read the release documentation online in HTML, PDF or plain text. 

Alternatively, if you want to keep up to date with the very latest development,
you can check the development sources out from our Subversion repository. The
Subversion URL you need for the Halibut trunk development is
svn://svn.tartarus.org/sgt/halibut. You will also need the character-set
handling library, which Halibut will expect to be checked out alongside the
main Halibut source.
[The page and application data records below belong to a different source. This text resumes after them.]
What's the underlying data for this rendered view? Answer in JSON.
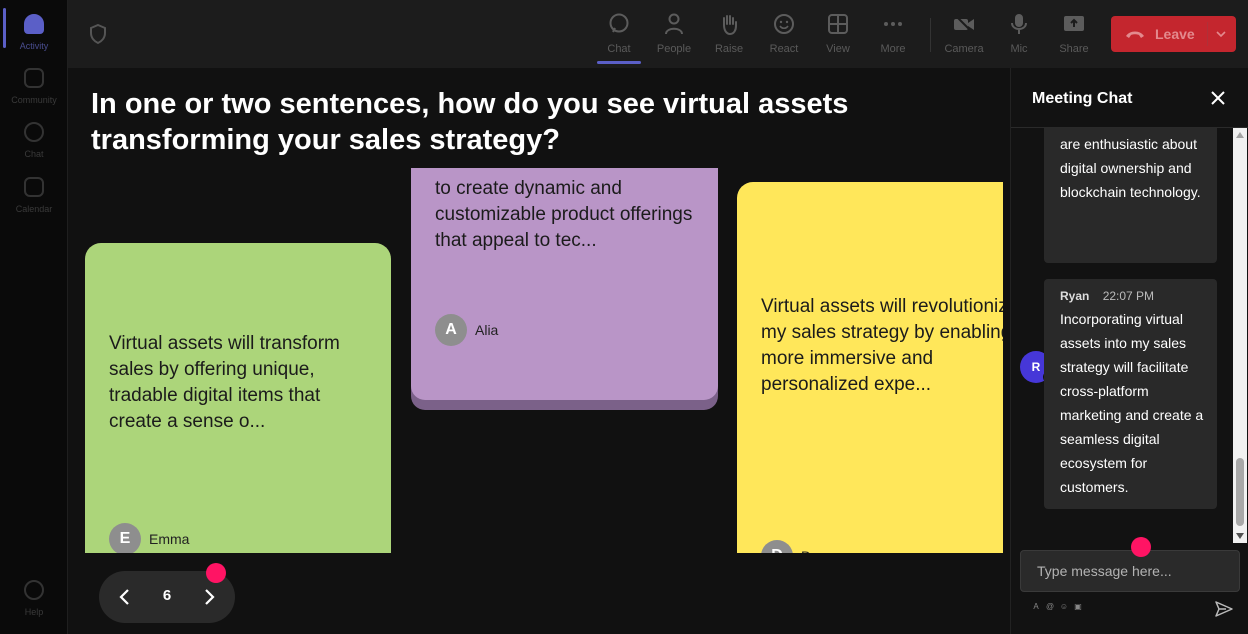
{
  "rail": {
    "items": [
      {
        "label": "Activity",
        "icon": "bell-icon"
      },
      {
        "label": "Community",
        "icon": "community-icon"
      },
      {
        "label": "Chat",
        "icon": "chat-icon"
      },
      {
        "label": "Calendar",
        "icon": "calendar-icon"
      }
    ],
    "help": "Help"
  },
  "toolbar": {
    "buttons": [
      {
        "label": "Chat",
        "icon": "chat-icon"
      },
      {
        "label": "People",
        "icon": "people-icon"
      },
      {
        "label": "Raise",
        "icon": "hand-icon"
      },
      {
        "label": "React",
        "icon": "emoji-icon"
      },
      {
        "label": "View",
        "icon": "grid-icon"
      },
      {
        "label": "More",
        "icon": "more-icon"
      },
      {
        "label": "Camera",
        "icon": "camera-off-icon"
      },
      {
        "label": "Mic",
        "icon": "mic-icon"
      },
      {
        "label": "Share",
        "icon": "share-icon"
      }
    ],
    "leave_label": "Leave"
  },
  "question": "In one or two sentences, how do you see virtual assets transforming your sales strategy?",
  "notes": [
    {
      "text": "Virtual assets will transform sales by offering unique, tradable digital items that create a sense o...",
      "author": "Emma",
      "initial": "E"
    },
    {
      "text": "to create dynamic and customizable product offerings that appeal to tec...",
      "author": "Alia",
      "initial": "A"
    },
    {
      "text": "Virtual assets will revolutionize my sales strategy by enabling more immersive and personalized expe...",
      "author": "D",
      "initial": "D"
    }
  ],
  "pager": {
    "page": "6"
  },
  "chat": {
    "title": "Meeting Chat",
    "messages": [
      {
        "text": "are enthusiastic about digital ownership and blockchain technology."
      },
      {
        "name": "Ryan",
        "time": "22:07 PM",
        "initial": "R",
        "text": "Incorporating virtual assets into my sales strategy will facilitate cross-platform marketing and create a seamless digital ecosystem for customers."
      }
    ],
    "input_placeholder": "Type message here..."
  },
  "colors": {
    "accent": "#5b5fc7",
    "leave": "#c4262e",
    "note_green": "#acd57a",
    "note_purple": "#b995c7",
    "note_yellow": "#ffe75a",
    "marker": "#ff1464"
  }
}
So you could check out all the code necessary for the
trunk version of Halibut using a pair of commands such as 

svn co svn://svn.tartarus.org/sgt/halibut
svn co svn://svn.tartarus.org/sgt/charset
To check out branches or release tags of the code, replace halibut with the
branch or tag name (such as halibut-1.0). You can see what branches exist using
the command svn ls svn://svn.tartarus.org/sgt. 





-- 
yidabu <yidabu.nospam gmail.com>
D Programming Language China:
http://www.d-programming-language-china.org/
Feb 23 2008
parent DBloke <DBloke nowhere.org> writes:
yidabu wrote:
 I found a good Lightweight markup language, called halitbut (Author Simon
Tatham):
 home: 
 http://www.chiark.greenend.org.uk/~sgtatham/halibut/
 
 It's useful for D programming lanuge DOC, I want to build a halitbut.lib for D
on Windows, but I'm newbie of C language, any one help me to build a
halitbut.lib ?

Why not build a wrapper library for halitbut, D is supposed to interface easily with C, not tried this myself but I believe wxd uses wrapper library's were written in c that d hooks into.
Feb 24 2008